• **TRY IT**: The answer must be an exact copy of the records, with no pictures in it.

• **RECORDS**:
-.-.-
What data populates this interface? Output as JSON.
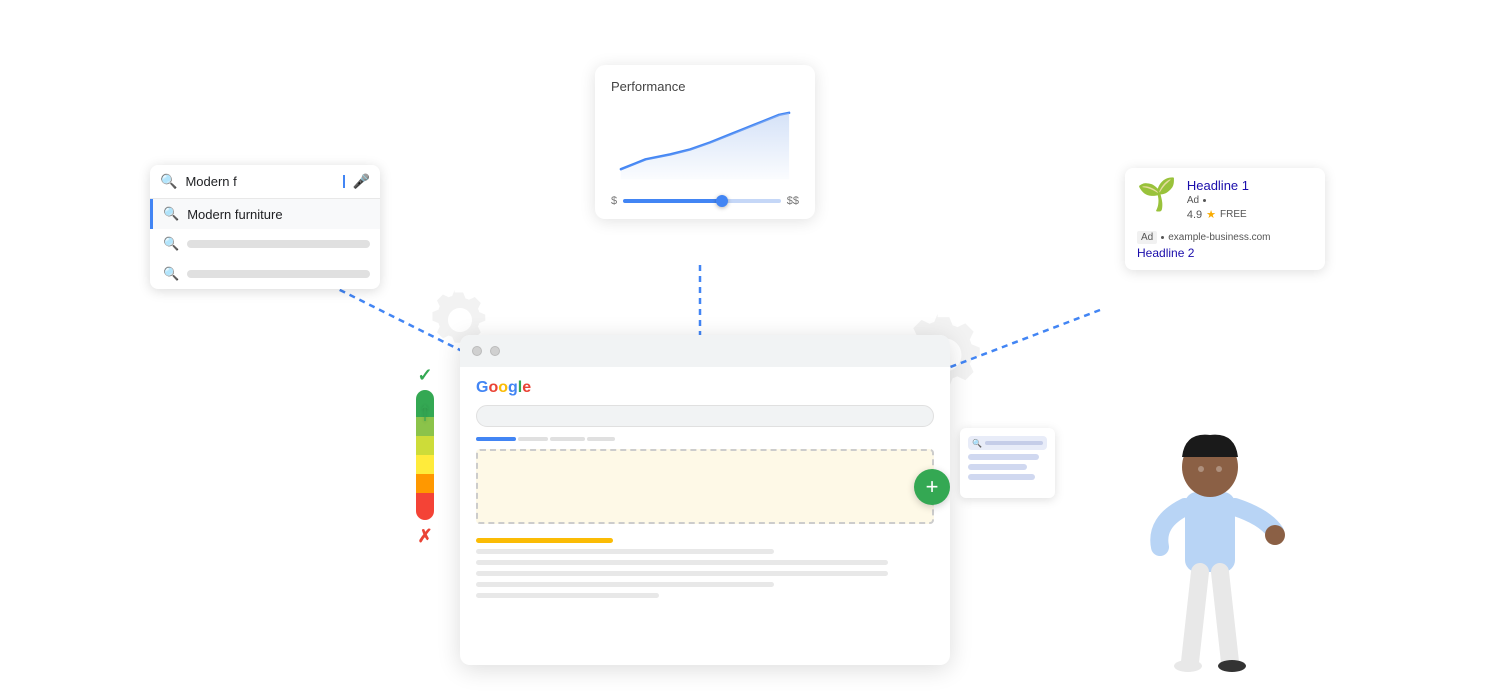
{
  "search": {
    "input_value": "Modern f",
    "suggestions": [
      {
        "text": "Modern furniture",
        "active": true
      },
      {
        "text": "",
        "placeholder": true
      },
      {
        "text": "",
        "placeholder": true
      }
    ]
  },
  "performance_card": {
    "title": "Performance",
    "budget_labels": {
      "low": "$",
      "high": "$$"
    }
  },
  "ad_preview": {
    "headline1": "Headline 1",
    "ad_label": "Ad",
    "rating": "4.9",
    "free_label": "FREE",
    "url": "example-business.com",
    "headline2": "Headline 2"
  },
  "browser": {
    "logo_letters": [
      "G",
      "o",
      "o",
      "g",
      "l",
      "e"
    ],
    "plus_label": "+"
  },
  "icons": {
    "search": "🔍",
    "mic": "🎤",
    "check": "✓",
    "x": "✗",
    "star": "★",
    "plant": "🌱"
  }
}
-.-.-
• **EXERCISE OUTPUT**:
What data populates this interface? Output as JSON.
{
  "search": {
    "input_value": "Modern f",
    "suggestions": [
      {
        "text": "Modern furniture",
        "active": true
      },
      {
        "text": "",
        "placeholder": true
      },
      {
        "text": "",
        "placeholder": true
      }
    ]
  },
  "performance_card": {
    "title": "Performance",
    "budget_labels": {
      "low": "$",
      "high": "$$"
    }
  },
  "ad_preview": {
    "headline1": "Headline 1",
    "ad_label": "Ad",
    "rating": "4.9",
    "free_label": "FREE",
    "url": "example-business.com",
    "headline2": "Headline 2"
  },
  "browser": {
    "logo_letters": [
      "G",
      "o",
      "o",
      "g",
      "l",
      "e"
    ],
    "plus_label": "+"
  },
  "icons": {
    "search": "🔍",
    "mic": "🎤",
    "check": "✓",
    "x": "✗",
    "star": "★",
    "plant": "🌱"
  }
}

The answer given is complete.